A hospice aide also supervises the nutritional and supplement needs of their patients. Some medical treatments and medications may cause loss of appetite in patients, and they may find it difficult to eat. The hospice aide determines the appropriate amount of liquid and food intake (with consultation from the appropriate medical personnel) for the patient and encourages nutritional intake by serving small meals frequently.
According to the BLS, the average income of a Certified Home Health Aide was $12.18 per hour and $25,330 per year as of May 2018. Meanwhile, hospice CNAs may make slightly more than CHHAs on average, due to their additional credentials. The average CNA salary is also higher at roughly $27,000 per year.
The projected job growth for Hospice Aides from 2018 to 2028 is 36%. This is much faster than average job growth for a profession.
In addition to basic CNA skills, some valuable soft skills for hospice aides are:
There are two major categories of hospice aides: CHHAs (Certified Home Health Aides) and Hospice CNAs (Certified Nursing Assistants).
A Certified Home Health Aide primarily takes on the role of helping their patients with day-to-day tasks such as housekeeping and personal hygiene, although they do monitor and report on the patient’s condition.
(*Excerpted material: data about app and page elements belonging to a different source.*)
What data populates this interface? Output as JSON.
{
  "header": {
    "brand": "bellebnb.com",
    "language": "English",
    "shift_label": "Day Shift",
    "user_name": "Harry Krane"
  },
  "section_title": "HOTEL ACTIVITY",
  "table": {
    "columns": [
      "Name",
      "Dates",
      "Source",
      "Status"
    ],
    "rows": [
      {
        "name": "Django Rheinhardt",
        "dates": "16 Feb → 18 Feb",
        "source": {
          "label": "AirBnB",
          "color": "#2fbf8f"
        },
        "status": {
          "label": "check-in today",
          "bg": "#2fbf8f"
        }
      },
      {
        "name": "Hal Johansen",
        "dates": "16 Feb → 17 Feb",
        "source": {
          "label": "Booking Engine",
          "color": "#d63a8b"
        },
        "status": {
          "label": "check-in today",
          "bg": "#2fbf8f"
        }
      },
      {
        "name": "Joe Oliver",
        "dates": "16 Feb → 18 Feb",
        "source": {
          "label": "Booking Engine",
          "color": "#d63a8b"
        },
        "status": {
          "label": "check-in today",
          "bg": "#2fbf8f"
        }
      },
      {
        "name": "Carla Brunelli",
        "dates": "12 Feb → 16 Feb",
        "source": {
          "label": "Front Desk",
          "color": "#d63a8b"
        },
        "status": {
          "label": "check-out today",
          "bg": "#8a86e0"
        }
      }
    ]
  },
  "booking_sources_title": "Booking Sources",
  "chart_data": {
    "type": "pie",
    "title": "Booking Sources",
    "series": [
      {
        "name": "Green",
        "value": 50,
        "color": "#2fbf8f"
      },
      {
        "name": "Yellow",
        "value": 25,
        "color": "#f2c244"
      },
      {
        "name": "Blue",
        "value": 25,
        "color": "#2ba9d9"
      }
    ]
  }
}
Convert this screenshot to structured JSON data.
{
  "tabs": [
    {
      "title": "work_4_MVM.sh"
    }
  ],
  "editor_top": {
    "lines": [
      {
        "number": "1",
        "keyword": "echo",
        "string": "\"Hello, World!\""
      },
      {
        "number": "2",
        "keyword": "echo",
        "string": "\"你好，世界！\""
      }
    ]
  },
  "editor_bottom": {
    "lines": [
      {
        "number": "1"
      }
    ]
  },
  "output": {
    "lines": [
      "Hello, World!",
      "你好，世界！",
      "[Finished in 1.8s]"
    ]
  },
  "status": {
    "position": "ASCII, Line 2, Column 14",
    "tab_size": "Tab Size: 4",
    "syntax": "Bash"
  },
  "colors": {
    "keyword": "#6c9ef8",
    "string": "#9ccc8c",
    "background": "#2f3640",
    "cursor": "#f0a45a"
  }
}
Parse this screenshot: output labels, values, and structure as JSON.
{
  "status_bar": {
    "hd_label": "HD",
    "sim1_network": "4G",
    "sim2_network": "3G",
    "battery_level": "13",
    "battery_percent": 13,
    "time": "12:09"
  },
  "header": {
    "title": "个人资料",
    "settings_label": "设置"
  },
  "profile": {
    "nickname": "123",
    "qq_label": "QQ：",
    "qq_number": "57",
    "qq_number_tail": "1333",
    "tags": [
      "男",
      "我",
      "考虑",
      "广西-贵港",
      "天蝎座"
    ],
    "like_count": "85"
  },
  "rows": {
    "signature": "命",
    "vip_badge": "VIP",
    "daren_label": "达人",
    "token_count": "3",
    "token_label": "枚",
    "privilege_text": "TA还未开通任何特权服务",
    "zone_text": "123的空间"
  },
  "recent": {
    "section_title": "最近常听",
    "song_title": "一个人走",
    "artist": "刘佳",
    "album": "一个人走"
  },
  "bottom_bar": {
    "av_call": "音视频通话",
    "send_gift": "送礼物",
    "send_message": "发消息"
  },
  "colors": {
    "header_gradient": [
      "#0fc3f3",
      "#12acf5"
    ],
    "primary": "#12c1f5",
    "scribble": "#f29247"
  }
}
They are not required to receive any generalized higher education, although they may be required to pass a training course, depending on what state they are in. It is also possible to receive national certification from the National Association of Home Care and Hospice.
Hospice CNAs are similar to CHHAs, but they have more medical training, and their duties are therefore often more medical in nature. CNAs work in a variety of healthcare settings, not just hospice care, including hospitals and various inpatient facilities. In order to become a CNA, you have to complete your state’s certification requirements, which will involve a state-approved training program and exam. You will then have to complete continuing education requirements and renew your license per state guidelines.